126. Insert a Graphic Image into a Drawing
- Filter Apply any number of graphic filters to the image to create marvelous effects, such as inverting the colors ( Invert ), reducing the number of colors to create large patches ( Posterize ), making the image look old ( Aging ) and simulating artistic looks ( Solarization, Pop Art, Charcoal Sketch, Relief, and Mosaic ). In addition, you can improve the quality of the image by lowering ( Smooth ) or increasing the contrast ( Sharpen ), reducing noise and imperfections ( Remove Noise ).
- Graphics mode Select a graphics mode such as black and white or Watermark , which places a pale and very light version of your image on the drawing's background.
- Color Displays the Color toolbar, which allows you to change the amount of the three primary colors in your imagered, green, and blue. Here, 100% indicates a complete lack of the color, and 100% indicates the heaviest use of the color possible. You can also adjust the Brightness from 100% (complete darkness ) to 100% (completely lit), the Contrast from 100% (no contrast) to 100% (full contrast), and the Gamma ( gamma value ) from 0 ( lowest gamma) to 10 (highest possible gamma value).
KEY TERM Gamma value
The brightness of an image's midtones (middle values).
- Transparency Specifies how much transparency, from 0% to 100%, that the image has, which affects whether underlying objects show through it.
- Line Adjust the style, color, and thickness of the line (border) around the perimeter of a graphic.
- Area Fill transparent parts of a graphic with your selection.
- Shadow Add a shadow beneath the graphic. See 111 Draw from Scratch .
- Crop Displays a dialog box where you can crop the image. See the next step for details.
KEY TERM Crop
The cutting off of parts of an image or, in the case of Draw images, the scaled shrinking of an image to a smaller size from within the Crop
Crop if Needed
With the image selected, click the Picture toolbar's Crop button to open the Crop dialog box. Enable the Keep scale option to retain the ratio between the height and width of the original image. If you want to remove portions of the image but maintain its size in the drawing, enable the Keep image size option instead.
If you choose Keep scale, enter values in the Left, Right, Top , and Bottom boxes to tell Draw how much to trim off that side of the image. If you chose Keep image size, the values you enter tell Draw how much to increase or decrease the vertical or horizontal scale of the image.
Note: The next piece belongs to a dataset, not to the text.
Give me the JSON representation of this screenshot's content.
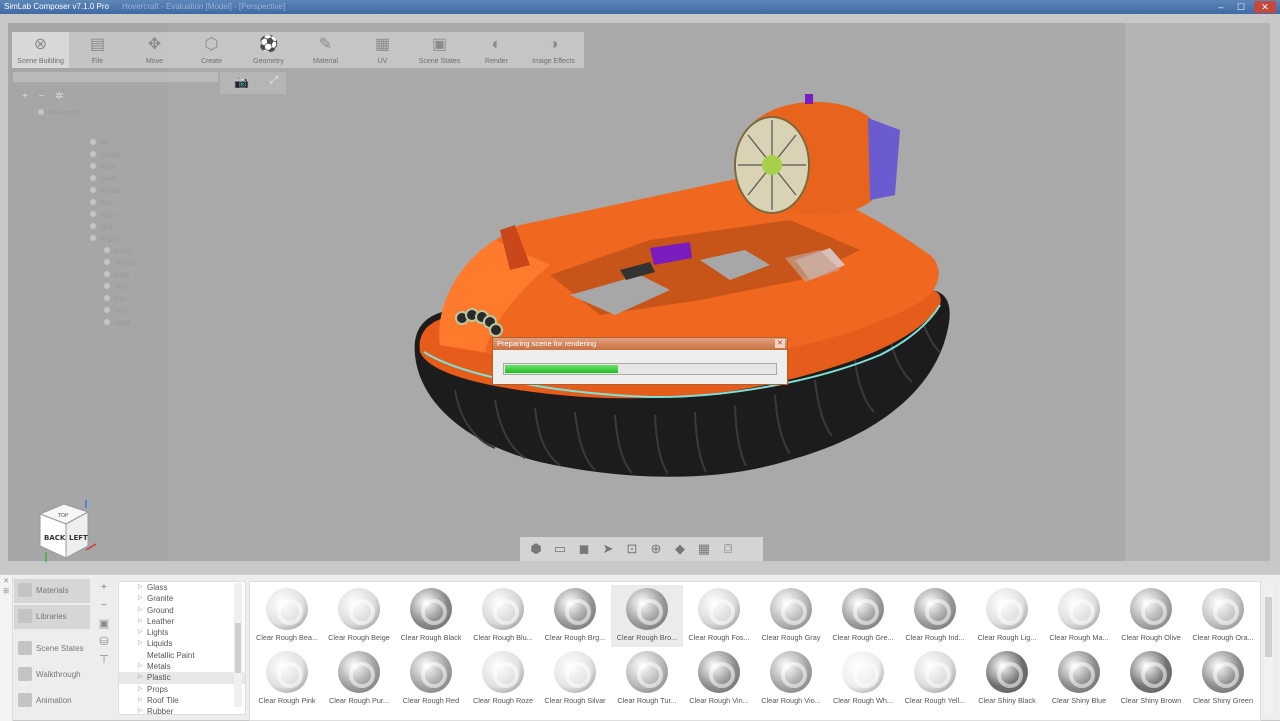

The preview shows you how your entries will affect the final imagethe cropping rectangle displays the portion of the image that will be kept if you crop.
Using the Width and Height boxes in the Scale area, you can adjust the scale of the image by the percentage you enter. For example, you can stretch the image horizontally and make it twice as wide as it was by entering 150% in the Width box only. With the Width and Height boxes in the Image size area, you can keep the image proportions, but change its relative size. To restore the image to its original size and proportions if you overcrop, you can click the Original Size button. Click OK to apply your cropping instructions.
Playing with the scale of an image using the Crop dialog box distorts the image but can create some interesting effects.